Dataset rows for apps and sites:
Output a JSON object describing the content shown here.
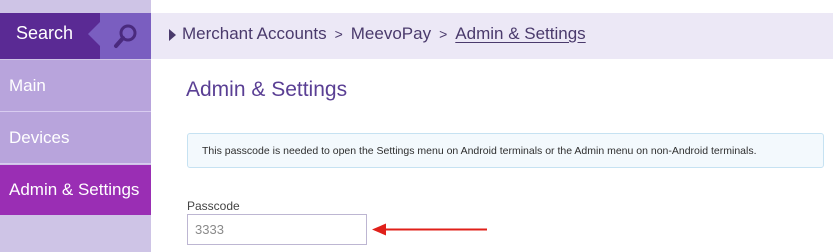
{
  "sidebar": {
    "search_label": "Search",
    "search_icon": "search-icon",
    "items": [
      {
        "label": "Main"
      },
      {
        "label": "Devices"
      },
      {
        "label": "Admin & Settings",
        "active": true
      }
    ]
  },
  "breadcrumb": {
    "items": [
      "Merchant Accounts",
      "MeevoPay",
      "Admin & Settings"
    ],
    "separator": ">"
  },
  "main": {
    "title": "Admin & Settings",
    "info_text": "This passcode is needed to open the Settings menu on Android terminals or the Admin menu on non-Android terminals.",
    "passcode_label": "Passcode",
    "passcode_value": "3333"
  },
  "colors": {
    "sidebar_bg": "#cec4e6",
    "search_bg": "#5a2a94",
    "active_item": "#9a2eb4",
    "accent_text": "#5a3f94",
    "annotation_arrow": "#e0201a"
  }
}
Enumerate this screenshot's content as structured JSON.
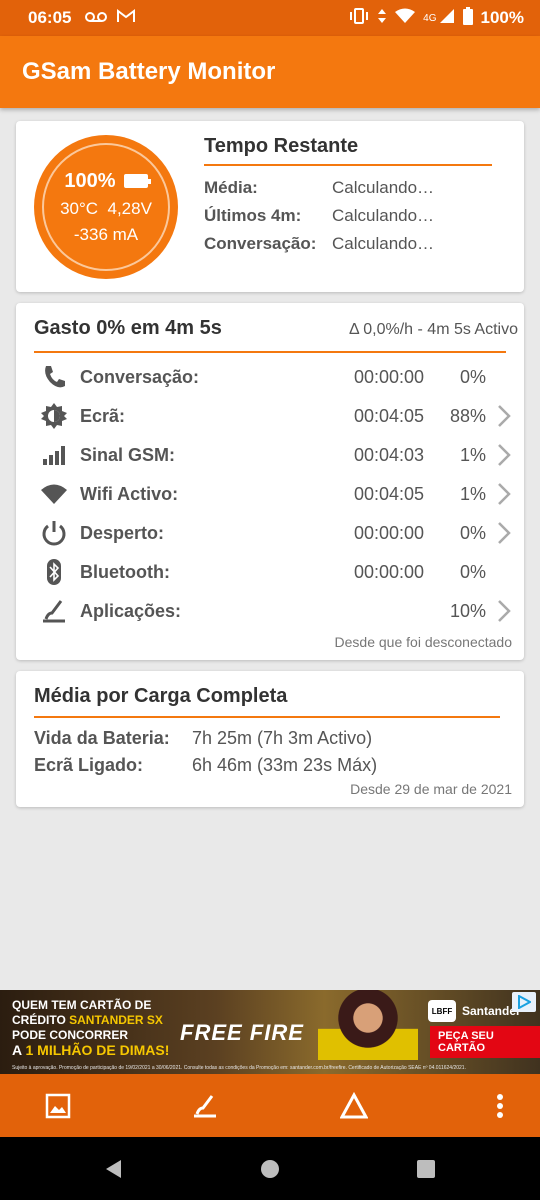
{
  "status_bar": {
    "time": "06:05",
    "network": "4G",
    "battery_percent": "100%",
    "icons": [
      "voicemail-icon",
      "gmail-icon",
      "vibrate-icon",
      "data-arrows-icon",
      "wifi-icon",
      "signal-icon",
      "battery-icon"
    ]
  },
  "app": {
    "title": "GSam Battery Monitor"
  },
  "summary": {
    "battery_percent": "100%",
    "temp_voltage": "30°C  4,28V",
    "current": "-336 mA",
    "title": "Tempo Restante",
    "rows": [
      {
        "label": "Média:",
        "value": "Calculando…"
      },
      {
        "label": "Últimos 4m:",
        "value": "Calculando…"
      },
      {
        "label": "Conversação:",
        "value": "Calculando…"
      }
    ]
  },
  "usage": {
    "title": "Gasto 0% em 4m 5s",
    "rate": "Δ 0,0%/h - 4m 5s Activo",
    "rows": [
      {
        "label": "Conversação:",
        "time": "00:00:00",
        "percent": "0%",
        "icon": "phone-icon",
        "has_chevron": false
      },
      {
        "label": "Ecrã:",
        "time": "00:04:05",
        "percent": "88%",
        "icon": "brightness-icon",
        "has_chevron": true
      },
      {
        "label": "Sinal GSM:",
        "time": "00:04:03",
        "percent": "1%",
        "icon": "signal-bars-icon",
        "has_chevron": true
      },
      {
        "label": "Wifi Activo:",
        "time": "00:04:05",
        "percent": "1%",
        "icon": "wifi-icon",
        "has_chevron": true
      },
      {
        "label": "Desperto:",
        "time": "00:00:00",
        "percent": "0%",
        "icon": "power-icon",
        "has_chevron": true
      },
      {
        "label": "Bluetooth:",
        "time": "00:00:00",
        "percent": "0%",
        "icon": "bluetooth-icon",
        "has_chevron": false
      },
      {
        "label": "Aplicações:",
        "time": "",
        "percent": "10%",
        "icon": "apps-gauge-icon",
        "has_chevron": true
      }
    ],
    "footer": "Desde que foi desconectado"
  },
  "average": {
    "title": "Média por Carga Completa",
    "rows": [
      {
        "label": "Vida da Bateria:",
        "value": "7h 25m (7h 3m Activo)"
      },
      {
        "label": "Ecrã Ligado:",
        "value": "6h 46m (33m 23s Máx)"
      }
    ],
    "footer": "Desde 29 de mar de 2021"
  },
  "ad": {
    "line1": "QUEM TEM CARTÃO DE",
    "line2a": "CRÉDITO ",
    "line2b": "SANTANDER SX",
    "line3": "PODE CONCORRER",
    "line4a": "A ",
    "line4b": "1 MILHÃO DE DIMAS!",
    "game": "FREE FIRE",
    "league": "LBFF",
    "brand": "Santander",
    "cta": "PEÇA SEU CARTÃO",
    "legal": "Sujeito à aprovação. Promoção de participação de 19/02/2021 a 30/06/2021. Consulte todas as condições da Promoção em: santander.com.br/freefire. Certificado de Autorização SEAE nº 04.011624/2021."
  },
  "bottom_bar": {
    "buttons": [
      "image-icon",
      "gauge-icon",
      "delta-icon",
      "more-vert-icon"
    ]
  },
  "nav_bar": {
    "buttons": [
      "back-icon",
      "home-icon",
      "recents-icon"
    ]
  },
  "colors": {
    "primary": "#f4780f",
    "primary_dark": "#e2620a",
    "background": "#e9e9e9"
  }
}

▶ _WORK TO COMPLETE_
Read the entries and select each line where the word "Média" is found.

▶ _RESULT OF THE EXERCISE_
        "label": "Média:",
    "title": "Média por Carga Completa",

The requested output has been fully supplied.